Making things interesting

Most of the time photos are important and dear to the one taking them. It doesn't matter if the photo is blurry, shaken, crocked, eaten by a dog or whatever. That picture however is only special to the persons in it and/or the one that took it. So what could someone do if he/she/it wants to take a photo of someone and keep it interesting?

Since I'm no expert myself, I try to keep a couple of things into consideration when taking photos. Things like colors, light and shadows, perspective and patterns. Of course not everything will be present in the scene most of the time patterns. What I'm trying to do then is to think of the scene and how it would pop out, what element would make the scene show itself, because sometimes having everything in there (or giving attention to a lot of elements) may ruin the photo by being too busy.

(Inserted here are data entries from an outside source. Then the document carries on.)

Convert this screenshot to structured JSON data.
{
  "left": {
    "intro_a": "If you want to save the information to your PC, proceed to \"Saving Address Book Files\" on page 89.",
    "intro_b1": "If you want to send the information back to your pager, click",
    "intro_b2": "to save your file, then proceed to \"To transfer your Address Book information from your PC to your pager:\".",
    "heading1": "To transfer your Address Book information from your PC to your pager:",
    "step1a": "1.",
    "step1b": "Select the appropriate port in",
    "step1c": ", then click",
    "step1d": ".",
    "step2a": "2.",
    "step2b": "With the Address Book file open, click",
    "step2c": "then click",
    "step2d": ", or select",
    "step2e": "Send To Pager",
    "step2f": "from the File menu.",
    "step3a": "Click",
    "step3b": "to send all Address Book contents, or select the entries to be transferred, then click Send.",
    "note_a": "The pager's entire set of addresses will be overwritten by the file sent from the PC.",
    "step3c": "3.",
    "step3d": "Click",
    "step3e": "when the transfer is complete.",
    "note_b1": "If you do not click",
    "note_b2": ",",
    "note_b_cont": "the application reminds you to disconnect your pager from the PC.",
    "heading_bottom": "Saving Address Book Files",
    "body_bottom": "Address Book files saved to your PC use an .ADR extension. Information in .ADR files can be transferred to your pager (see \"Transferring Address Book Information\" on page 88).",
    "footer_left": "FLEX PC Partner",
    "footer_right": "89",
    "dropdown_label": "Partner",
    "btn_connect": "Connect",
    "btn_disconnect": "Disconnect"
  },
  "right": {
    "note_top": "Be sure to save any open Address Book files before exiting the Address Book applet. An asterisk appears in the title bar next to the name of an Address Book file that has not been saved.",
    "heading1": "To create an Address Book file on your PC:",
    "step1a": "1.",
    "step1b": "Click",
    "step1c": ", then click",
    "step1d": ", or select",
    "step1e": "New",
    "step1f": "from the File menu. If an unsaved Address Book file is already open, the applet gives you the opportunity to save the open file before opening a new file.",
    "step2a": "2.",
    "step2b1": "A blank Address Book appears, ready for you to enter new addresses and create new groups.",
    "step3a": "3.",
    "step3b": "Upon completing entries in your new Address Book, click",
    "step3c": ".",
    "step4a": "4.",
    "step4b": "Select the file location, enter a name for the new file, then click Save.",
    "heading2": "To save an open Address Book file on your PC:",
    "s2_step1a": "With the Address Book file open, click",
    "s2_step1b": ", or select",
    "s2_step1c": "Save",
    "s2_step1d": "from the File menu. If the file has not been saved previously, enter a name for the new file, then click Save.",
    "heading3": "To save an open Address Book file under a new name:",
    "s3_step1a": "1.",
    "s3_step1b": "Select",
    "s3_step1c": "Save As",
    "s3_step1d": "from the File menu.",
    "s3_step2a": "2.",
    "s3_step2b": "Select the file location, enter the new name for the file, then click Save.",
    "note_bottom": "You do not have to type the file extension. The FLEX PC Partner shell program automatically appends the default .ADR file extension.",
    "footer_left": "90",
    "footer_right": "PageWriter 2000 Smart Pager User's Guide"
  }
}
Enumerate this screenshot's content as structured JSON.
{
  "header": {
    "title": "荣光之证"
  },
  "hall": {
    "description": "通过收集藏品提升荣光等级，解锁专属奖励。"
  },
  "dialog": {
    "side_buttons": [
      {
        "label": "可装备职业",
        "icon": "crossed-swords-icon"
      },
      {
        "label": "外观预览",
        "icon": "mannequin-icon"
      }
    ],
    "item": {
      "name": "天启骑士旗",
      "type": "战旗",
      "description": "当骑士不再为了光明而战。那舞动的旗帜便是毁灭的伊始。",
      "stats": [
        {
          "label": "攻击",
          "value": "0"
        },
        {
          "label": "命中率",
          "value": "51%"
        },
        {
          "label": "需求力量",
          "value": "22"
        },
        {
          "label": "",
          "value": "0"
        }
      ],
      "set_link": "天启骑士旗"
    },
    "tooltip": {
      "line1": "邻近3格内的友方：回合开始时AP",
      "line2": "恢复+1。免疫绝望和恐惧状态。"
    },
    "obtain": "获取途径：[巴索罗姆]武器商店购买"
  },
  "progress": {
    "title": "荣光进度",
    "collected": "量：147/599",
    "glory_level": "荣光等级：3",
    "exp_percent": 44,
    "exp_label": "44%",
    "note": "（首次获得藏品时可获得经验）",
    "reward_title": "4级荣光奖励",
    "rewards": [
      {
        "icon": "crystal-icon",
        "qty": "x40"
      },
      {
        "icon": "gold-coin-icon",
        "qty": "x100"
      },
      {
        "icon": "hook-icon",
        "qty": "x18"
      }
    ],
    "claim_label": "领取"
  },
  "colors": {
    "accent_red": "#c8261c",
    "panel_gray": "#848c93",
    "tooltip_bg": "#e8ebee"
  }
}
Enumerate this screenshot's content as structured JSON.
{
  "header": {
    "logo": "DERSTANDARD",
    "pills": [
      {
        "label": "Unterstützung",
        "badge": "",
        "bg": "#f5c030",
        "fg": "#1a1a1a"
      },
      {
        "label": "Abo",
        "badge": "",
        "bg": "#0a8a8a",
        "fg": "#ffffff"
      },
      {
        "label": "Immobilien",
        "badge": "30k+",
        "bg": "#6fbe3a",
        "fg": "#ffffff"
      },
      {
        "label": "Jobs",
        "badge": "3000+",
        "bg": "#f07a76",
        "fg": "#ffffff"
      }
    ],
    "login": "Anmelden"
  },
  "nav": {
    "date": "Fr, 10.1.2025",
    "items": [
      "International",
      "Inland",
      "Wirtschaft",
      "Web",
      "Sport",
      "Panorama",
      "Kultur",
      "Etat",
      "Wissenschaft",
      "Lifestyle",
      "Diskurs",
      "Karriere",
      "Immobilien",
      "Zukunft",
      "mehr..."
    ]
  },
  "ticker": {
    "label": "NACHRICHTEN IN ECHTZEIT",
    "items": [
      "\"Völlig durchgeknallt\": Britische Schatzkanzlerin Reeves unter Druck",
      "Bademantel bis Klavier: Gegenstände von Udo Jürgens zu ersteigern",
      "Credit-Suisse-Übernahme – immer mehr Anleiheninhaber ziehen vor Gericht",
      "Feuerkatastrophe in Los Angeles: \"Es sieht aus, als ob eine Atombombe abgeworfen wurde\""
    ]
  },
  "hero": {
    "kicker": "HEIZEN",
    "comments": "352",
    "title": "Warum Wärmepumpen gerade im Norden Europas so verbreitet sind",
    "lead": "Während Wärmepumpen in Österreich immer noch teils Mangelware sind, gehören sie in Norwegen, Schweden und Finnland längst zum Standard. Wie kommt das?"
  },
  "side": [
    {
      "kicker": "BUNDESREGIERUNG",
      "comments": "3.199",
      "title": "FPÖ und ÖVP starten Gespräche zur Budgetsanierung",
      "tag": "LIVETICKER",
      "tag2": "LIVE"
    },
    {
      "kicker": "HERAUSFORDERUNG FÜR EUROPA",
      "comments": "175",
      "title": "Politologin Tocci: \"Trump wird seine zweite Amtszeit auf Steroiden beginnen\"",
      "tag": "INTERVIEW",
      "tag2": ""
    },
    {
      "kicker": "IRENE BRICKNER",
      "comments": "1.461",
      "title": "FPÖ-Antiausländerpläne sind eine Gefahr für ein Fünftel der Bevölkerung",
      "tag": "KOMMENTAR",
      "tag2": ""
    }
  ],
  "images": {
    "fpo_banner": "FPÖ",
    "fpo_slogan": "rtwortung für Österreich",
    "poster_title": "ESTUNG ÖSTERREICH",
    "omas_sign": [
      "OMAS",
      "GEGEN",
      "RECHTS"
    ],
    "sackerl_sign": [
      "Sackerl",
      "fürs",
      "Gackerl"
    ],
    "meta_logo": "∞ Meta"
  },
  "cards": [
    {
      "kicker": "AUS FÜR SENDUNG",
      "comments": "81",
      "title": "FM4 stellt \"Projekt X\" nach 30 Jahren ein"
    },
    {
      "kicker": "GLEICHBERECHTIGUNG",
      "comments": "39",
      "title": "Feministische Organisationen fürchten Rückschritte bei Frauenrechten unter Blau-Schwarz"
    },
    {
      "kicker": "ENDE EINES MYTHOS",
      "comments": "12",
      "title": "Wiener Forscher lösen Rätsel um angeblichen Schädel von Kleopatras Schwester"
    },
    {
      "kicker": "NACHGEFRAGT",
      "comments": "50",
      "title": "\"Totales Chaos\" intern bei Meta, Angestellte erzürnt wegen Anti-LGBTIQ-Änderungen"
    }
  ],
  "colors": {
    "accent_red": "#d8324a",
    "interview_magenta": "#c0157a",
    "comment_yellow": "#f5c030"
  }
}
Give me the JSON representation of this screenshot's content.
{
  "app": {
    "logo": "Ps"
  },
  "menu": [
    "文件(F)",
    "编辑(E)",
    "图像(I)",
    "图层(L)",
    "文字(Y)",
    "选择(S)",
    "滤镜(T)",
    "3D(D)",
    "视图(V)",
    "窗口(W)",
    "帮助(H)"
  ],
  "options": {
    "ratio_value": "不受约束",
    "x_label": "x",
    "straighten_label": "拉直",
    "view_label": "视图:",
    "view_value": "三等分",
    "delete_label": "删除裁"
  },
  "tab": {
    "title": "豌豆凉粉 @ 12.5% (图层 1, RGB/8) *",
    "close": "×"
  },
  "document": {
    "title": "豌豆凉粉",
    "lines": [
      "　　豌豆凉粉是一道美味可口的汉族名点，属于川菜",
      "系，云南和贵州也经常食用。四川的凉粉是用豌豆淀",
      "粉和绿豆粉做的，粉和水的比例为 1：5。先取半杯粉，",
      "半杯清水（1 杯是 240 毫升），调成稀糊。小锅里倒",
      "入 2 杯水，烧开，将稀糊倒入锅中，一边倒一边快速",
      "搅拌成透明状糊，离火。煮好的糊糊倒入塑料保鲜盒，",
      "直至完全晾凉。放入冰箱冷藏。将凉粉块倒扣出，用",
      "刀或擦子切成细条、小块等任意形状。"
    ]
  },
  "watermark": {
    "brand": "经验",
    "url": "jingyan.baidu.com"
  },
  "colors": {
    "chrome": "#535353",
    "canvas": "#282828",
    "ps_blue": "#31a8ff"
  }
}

For example if a scene has a nice interplay between light and shadow, it may be nice to tone down the colors to give more importance to the lighting. Or perhaps there is a prominent pattern going on with elements in the scene but the perspective is not exactly right. Do something; don't just stand where you were when you saw it. Go out of your way, climb something to go higher or drop down on the dirt if it's going to give you a better perspective. Try not to show things from the same angle as you saw them, simply because others would have also seen them from that angle (And this is not me being great at taking photos, it is just something that I've picked up from someone else that knows what he is talking about. When you think about it, you were walking on the same path someone else just did. So what you are seeing isn't really all that special when taken as something “new”). You see a flower that looks great? Don't just stand over it and take a photo of it. Chances are people have already seen it a million times. Drop down to its level as you may be able to get light through its leaves or petals or find a small insect there minding its own business. Go upside down, see if you can make a pattern with the grass around it…
Is there something you want to take a photo of and its angles or perspective aren't jumping out enough? Get close to it by walking if you can and zoom your lens out to its widest angle possible. You won't be doing it so that you get more stuff in the frame, as you widen your lens and you get more breathing room, you can also get closer to your subject. That would make things look exaggerated. If you want to “squash” something (perspective wise) use your lens's narrowest zoom setting and take a few steps back. Wide angles exaggerate perspective, narrow squashes it.
If something isn't contributing to the scene, don't be afraid to change it or take it out to make the rest pop out.

By dropping to the ground - even for this cliché image - the sky is visible in the frame, making it easy to get silhouettes. Plus, the viewpoint is not the same one as the one that someone would have when just walking by.

Wednesday, February 20, 2013

Wednesday, February 6, 2013

New upload at artflakes

So I got around into uploading a new image over at artflakes.com ...
(It was this or a different version of this one, so naturally i keep thinking which one i should have uploaded)